▶ [Record excerpts]:
────────
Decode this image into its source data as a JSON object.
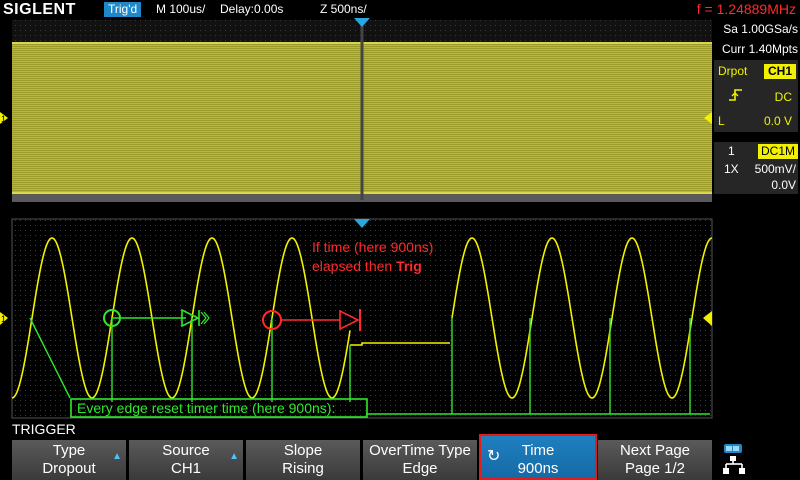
{
  "header": {
    "logo": "SIGLENT",
    "trig_status": "Trig'd",
    "timebase": "M 100us/",
    "delay": "Delay:0.00s",
    "zoom": "Z 500ns/",
    "frequency": "f = 1.24889MHz"
  },
  "side_panel": {
    "sample_rate": "Sa 1.00GSa/s",
    "memory": "Curr 1.40Mpts",
    "trigger_type": "Drpot",
    "trigger_source": "CH1",
    "coupling": "DC",
    "level_label": "L",
    "level_value": "0.0 V",
    "channel_number": "1",
    "channel_coupling": "DC1M",
    "probe": "1X",
    "vdiv": "500mV/",
    "offset": "0.0V"
  },
  "channel_marker_label": "1",
  "annotations": {
    "red_line1": "If time (here 900ns)",
    "red_line2_prefix": "elapsed then ",
    "red_line2_bold": "Trig",
    "green_box": "Every edge reset timer time (here 900ns):"
  },
  "menu": {
    "title": "TRIGGER",
    "keys": [
      {
        "line1": "Type",
        "line2": "Dropout"
      },
      {
        "line1": "Source",
        "line2": "CH1"
      },
      {
        "line1": "Slope",
        "line2": "Rising"
      },
      {
        "line1": "OverTime Type",
        "line2": "Edge"
      },
      {
        "line1": "Time",
        "line2": "900ns"
      },
      {
        "line1": "Next Page",
        "line2": "Page 1/2"
      }
    ]
  },
  "colors": {
    "trace": "#f2f200",
    "accent": "#1e88c8",
    "annotation_red": "#ff2a2a",
    "annotation_green": "#2ee82e"
  },
  "icons": [
    "network-icon",
    "rotate-knob-icon",
    "up-arrow-icon",
    "rising-edge-icon"
  ]
}
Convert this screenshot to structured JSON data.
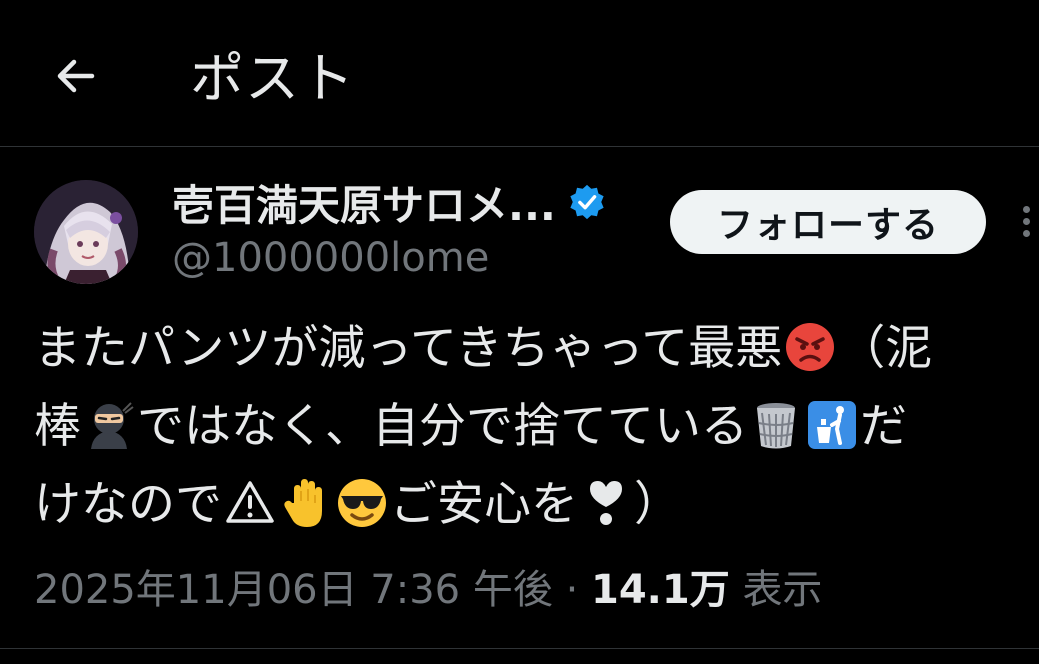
{
  "header": {
    "title": "ポスト",
    "back_icon": "arrow-left-icon"
  },
  "author": {
    "display_name": "壱百満天原サロメ...",
    "handle": "@1000000lome",
    "verified": true,
    "verified_color": "#1d9bf0"
  },
  "follow_button": {
    "label": "フォローする"
  },
  "tweet": {
    "segments_line1": {
      "text_a": "またパンツが減ってきちゃって最悪",
      "emoji_a": "angry-face-emoji",
      "text_b": "（泥"
    },
    "segments_line2": {
      "text_a": "棒",
      "emoji_a": "ninja-emoji",
      "text_b": "ではなく、自分で捨てている",
      "emoji_b": "wastebasket-emoji",
      "emoji_c": "litter-in-bin-sign-emoji",
      "text_c": "だ"
    },
    "segments_line3": {
      "text_a": "けなので",
      "emoji_a": "warning-emoji",
      "emoji_b": "raised-hand-emoji",
      "emoji_c": "smiling-face-with-sunglasses-emoji",
      "text_b": "ご安心を",
      "emoji_d": "heart-exclamation-emoji",
      "text_c": "）"
    }
  },
  "meta": {
    "timestamp": "2025年11月06日 7:36 午後",
    "separator": "·",
    "views_count": "14.1万",
    "views_label": "表示"
  },
  "colors": {
    "background": "#000000",
    "text_primary": "#e7e9ea",
    "text_secondary": "#71767b",
    "divider": "#2f3336",
    "follow_bg": "#eff3f4"
  }
}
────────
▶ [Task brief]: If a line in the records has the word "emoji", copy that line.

▶ [Response to the exercise]:
      "emoji_a": "angry-face-emoji",
      "emoji_a": "ninja-emoji",
      "emoji_b": "wastebasket-emoji",
      "emoji_c": "litter-in-bin-sign-emoji",
      "emoji_a": "warning-emoji",
      "emoji_b": "raised-hand-emoji",
      "emoji_c": "smiling-face-with-sunglasses-emoji",
      "emoji_d": "heart-exclamation-emoji",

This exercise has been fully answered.